- _Given data_:
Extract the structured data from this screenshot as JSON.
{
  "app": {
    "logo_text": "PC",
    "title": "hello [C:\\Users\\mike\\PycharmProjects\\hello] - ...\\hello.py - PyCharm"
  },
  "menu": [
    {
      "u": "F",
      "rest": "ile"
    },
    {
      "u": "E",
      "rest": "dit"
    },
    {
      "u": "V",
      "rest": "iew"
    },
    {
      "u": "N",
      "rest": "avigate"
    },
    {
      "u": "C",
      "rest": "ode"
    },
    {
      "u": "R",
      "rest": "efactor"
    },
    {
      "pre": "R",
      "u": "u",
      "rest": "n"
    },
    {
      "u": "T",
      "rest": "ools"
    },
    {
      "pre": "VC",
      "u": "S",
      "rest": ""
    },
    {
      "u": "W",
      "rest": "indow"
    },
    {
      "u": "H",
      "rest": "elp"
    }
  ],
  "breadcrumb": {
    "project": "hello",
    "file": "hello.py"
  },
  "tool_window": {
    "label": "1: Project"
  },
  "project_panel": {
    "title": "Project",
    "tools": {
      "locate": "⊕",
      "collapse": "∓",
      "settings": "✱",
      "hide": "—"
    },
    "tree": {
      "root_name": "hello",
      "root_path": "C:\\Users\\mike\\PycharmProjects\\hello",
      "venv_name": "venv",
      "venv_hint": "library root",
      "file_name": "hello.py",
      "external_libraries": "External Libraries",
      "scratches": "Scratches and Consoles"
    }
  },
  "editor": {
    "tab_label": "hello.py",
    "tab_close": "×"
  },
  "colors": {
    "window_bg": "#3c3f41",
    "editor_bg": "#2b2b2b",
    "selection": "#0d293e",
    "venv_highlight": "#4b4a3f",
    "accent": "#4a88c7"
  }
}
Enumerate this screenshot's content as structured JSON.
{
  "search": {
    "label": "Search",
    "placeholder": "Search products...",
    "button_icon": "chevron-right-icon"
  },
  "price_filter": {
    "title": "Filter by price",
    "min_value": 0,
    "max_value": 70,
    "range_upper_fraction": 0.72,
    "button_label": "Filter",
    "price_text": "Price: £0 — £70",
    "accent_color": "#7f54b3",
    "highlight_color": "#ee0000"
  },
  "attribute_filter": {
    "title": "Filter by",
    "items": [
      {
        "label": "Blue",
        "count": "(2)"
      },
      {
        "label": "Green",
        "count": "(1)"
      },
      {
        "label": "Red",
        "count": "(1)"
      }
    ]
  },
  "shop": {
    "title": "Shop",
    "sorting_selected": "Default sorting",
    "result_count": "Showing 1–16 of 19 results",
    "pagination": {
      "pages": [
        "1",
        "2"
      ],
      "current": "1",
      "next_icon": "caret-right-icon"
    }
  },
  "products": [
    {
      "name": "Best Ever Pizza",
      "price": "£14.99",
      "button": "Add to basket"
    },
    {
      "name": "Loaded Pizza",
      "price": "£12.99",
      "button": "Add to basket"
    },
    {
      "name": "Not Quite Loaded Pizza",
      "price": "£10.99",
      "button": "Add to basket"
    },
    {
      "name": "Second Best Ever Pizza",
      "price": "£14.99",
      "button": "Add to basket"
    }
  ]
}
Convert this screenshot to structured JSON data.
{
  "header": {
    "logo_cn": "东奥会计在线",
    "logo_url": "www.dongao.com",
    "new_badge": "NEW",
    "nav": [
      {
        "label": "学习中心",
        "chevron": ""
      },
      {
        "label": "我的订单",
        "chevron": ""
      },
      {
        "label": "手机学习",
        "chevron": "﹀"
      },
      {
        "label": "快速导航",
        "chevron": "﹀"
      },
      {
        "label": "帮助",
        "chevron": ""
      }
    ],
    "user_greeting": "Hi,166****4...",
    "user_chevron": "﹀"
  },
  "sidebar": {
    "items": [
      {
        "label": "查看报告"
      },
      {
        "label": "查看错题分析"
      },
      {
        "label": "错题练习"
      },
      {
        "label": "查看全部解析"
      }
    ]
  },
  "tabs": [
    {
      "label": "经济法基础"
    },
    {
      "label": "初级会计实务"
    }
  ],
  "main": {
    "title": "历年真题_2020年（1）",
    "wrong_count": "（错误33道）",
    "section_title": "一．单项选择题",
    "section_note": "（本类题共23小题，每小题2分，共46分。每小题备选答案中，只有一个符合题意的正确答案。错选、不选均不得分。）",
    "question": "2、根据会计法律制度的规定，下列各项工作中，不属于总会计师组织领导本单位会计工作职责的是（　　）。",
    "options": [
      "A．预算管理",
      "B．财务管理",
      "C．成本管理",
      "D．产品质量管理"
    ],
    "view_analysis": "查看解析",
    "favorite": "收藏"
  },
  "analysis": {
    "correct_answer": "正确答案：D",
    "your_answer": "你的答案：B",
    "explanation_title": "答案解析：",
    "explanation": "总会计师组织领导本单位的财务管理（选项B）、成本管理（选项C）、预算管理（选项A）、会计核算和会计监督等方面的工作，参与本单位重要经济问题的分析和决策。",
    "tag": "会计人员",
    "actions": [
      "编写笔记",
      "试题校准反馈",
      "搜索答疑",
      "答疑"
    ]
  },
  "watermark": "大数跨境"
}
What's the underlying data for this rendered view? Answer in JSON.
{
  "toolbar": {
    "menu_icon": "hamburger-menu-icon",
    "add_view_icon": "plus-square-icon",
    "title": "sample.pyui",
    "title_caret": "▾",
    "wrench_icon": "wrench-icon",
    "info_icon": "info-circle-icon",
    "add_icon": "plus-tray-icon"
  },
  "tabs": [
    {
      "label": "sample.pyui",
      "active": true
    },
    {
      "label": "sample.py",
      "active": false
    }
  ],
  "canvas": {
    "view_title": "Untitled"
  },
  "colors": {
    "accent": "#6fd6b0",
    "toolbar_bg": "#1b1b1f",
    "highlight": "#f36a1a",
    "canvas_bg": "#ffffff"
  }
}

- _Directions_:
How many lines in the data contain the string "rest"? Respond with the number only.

- _Task answer_:
11